Jennifer Robson, Somewhere in France
Lady Elizabeth Neville-Ashford, known to friends and family as Lilly, has always felt stifled by her privileged upbringing. Though she’d like to go to university and embark on a career, it seems her only task in life will be to snare a rich, titled husband. Unfortunately, the only man to catch her eye is Robbie Frasier, a promising young surgeon whom her parents consider quite unsuitable. But with the outbreak of World War I, Lilly suddenly has access to a variety of new opportunities. Hoping to help with the war effort, she learns how to drive and eventually applies to the Women’s Army Auxiliary Corps, where she becomes an ambulance driver. Meanwhile, she carries on a clandestine correspondence with Robbie, who is working in a field hospital in France. When she and her colleagues are offered a chance to transport injured soldiers from the front lines, Lilly jumps at the chance to be reunited with Robbie. But will the tragic violence of this war ultimately separate them forever?

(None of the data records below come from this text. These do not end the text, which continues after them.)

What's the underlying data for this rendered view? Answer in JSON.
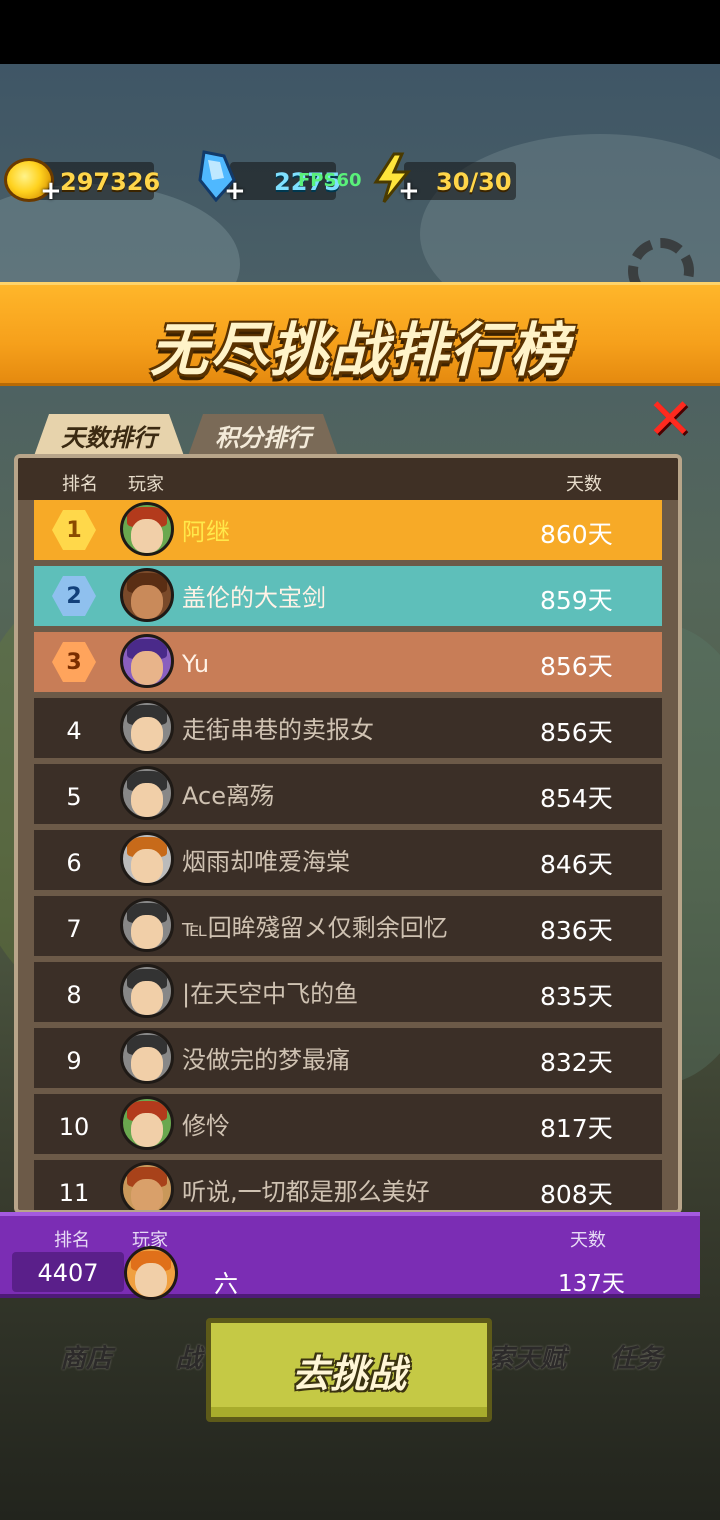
{
  "resources": {
    "gold": "297326",
    "gems": "2275",
    "fps": "FPS60",
    "energy": "30/30"
  },
  "title": "无尽挑战排行榜",
  "tabs": [
    {
      "label": "天数排行",
      "active": true
    },
    {
      "label": "积分排行",
      "active": false
    }
  ],
  "header": {
    "rank": "排名",
    "player": "玩家",
    "days": "天数"
  },
  "leaderboard": [
    {
      "rank": "1",
      "name": "阿继",
      "days": "860天",
      "style": "gold"
    },
    {
      "rank": "2",
      "name": "盖伦的大宝剑",
      "days": "859天",
      "style": "silver"
    },
    {
      "rank": "3",
      "name": "Yu",
      "days": "856天",
      "style": "bronze"
    },
    {
      "rank": "4",
      "name": "走街串巷的卖报女",
      "days": "856天",
      "style": "normal"
    },
    {
      "rank": "5",
      "name": "Ace离殇",
      "days": "854天",
      "style": "normal"
    },
    {
      "rank": "6",
      "name": "烟雨却唯爱海棠",
      "days": "846天",
      "style": "normal"
    },
    {
      "rank": "7",
      "name": "℡回眸殘留メ仅剩余回忆",
      "days": "836天",
      "style": "normal"
    },
    {
      "rank": "8",
      "name": "|在天空中飞的鱼",
      "days": "835天",
      "style": "normal"
    },
    {
      "rank": "9",
      "name": "没做完的梦最痛",
      "days": "832天",
      "style": "normal"
    },
    {
      "rank": "10",
      "name": "修怜",
      "days": "817天",
      "style": "normal"
    },
    {
      "rank": "11",
      "name": "听说,一切都是那么美好",
      "days": "808天",
      "style": "normal"
    }
  ],
  "my_rank": {
    "rank_label": "排名",
    "player_label": "玩家",
    "days_label": "天数",
    "rank": "4407",
    "name": "六",
    "days": "137天"
  },
  "bottom_nav": {
    "shop": "商店",
    "battle": "战",
    "talent": "索天赋",
    "tasks": "任务"
  },
  "challenge_button": "去挑战",
  "colors": {
    "gold_row": "#f7aa27",
    "silver_row": "#5ebfba",
    "bronze_row": "#c87d57",
    "banner": "#f6a01b",
    "my_bar": "#7b2db4",
    "button": "#c5c945"
  }
}
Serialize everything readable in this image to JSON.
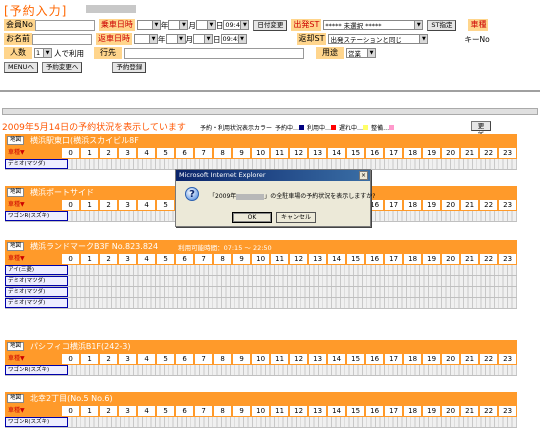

I picked up this book because I wanted to read something set in World War I for the centennial, but I wasn’t in the mood for something incredibly dark or depressing. Unfortunately, this book goes too far in the other direction; it’s a light, pleasant romance, but the World War I setting is a mere backdrop. I don’t need to read about the horrors of war in graphic detail, but I do want to feel that the characters are in real danger, that they must struggle against real obstacles, and that the war has left some kind of mark on them. Instead, even the descriptions of what Robbie sees on his makeshift operating table are bland, evoking no emotional response whatsoever. Part of the problem is that Lilly and Robbie are both such clichés: she is the naive and enthusiastic upper-class heroine, while he is the overprotective self-made hero. I just didn’t really care about either character, so I wasn’t invested in their romance at all. I was more interested in the secondary characters, Lilly’s brother Edward and her friend Charlotte — I’d love to read the story of their romance! Overall, this book isn’t a bad read, but it is completely and utterly forgettable.
4 thoughts on “Review: Somewhere in France”
Oh wow, I had a completely different reaction to this one! I loved the way the time period influence the romance between the two main characters and really liked that it was a story that I don’t think could have played out exactly as it did in any other time period. I agree that the protagonists could faced more challenges and while some of the horror of surgery is described, I’ve definitely read grittier accounts. I did like that one major point of conflict was the heroine standing up to the over protective love interest, but I might have liked it less had I read similar books before because it didn’t feel too cliched or expected to me. Anyway, I’m sorry to hear that it wasn’t as an enjoyable of a read for you. Better luck with your next one 🙂
Yeah, I remember your very positive review of this book, and I actually feel a bit guilty for not feeling the same way! I certainly didn’t hate the book…it just seemed very bland compared to other historical fiction I’ve read. That said, apparently there is a sequel coming out next year with Lilly’s friend Charlotte as the heroine, and I’m still planning to read it! 🙂
Haha, I’m sorry, I’m typo-ing all over tonight. Probably time for me to head to bed 🙂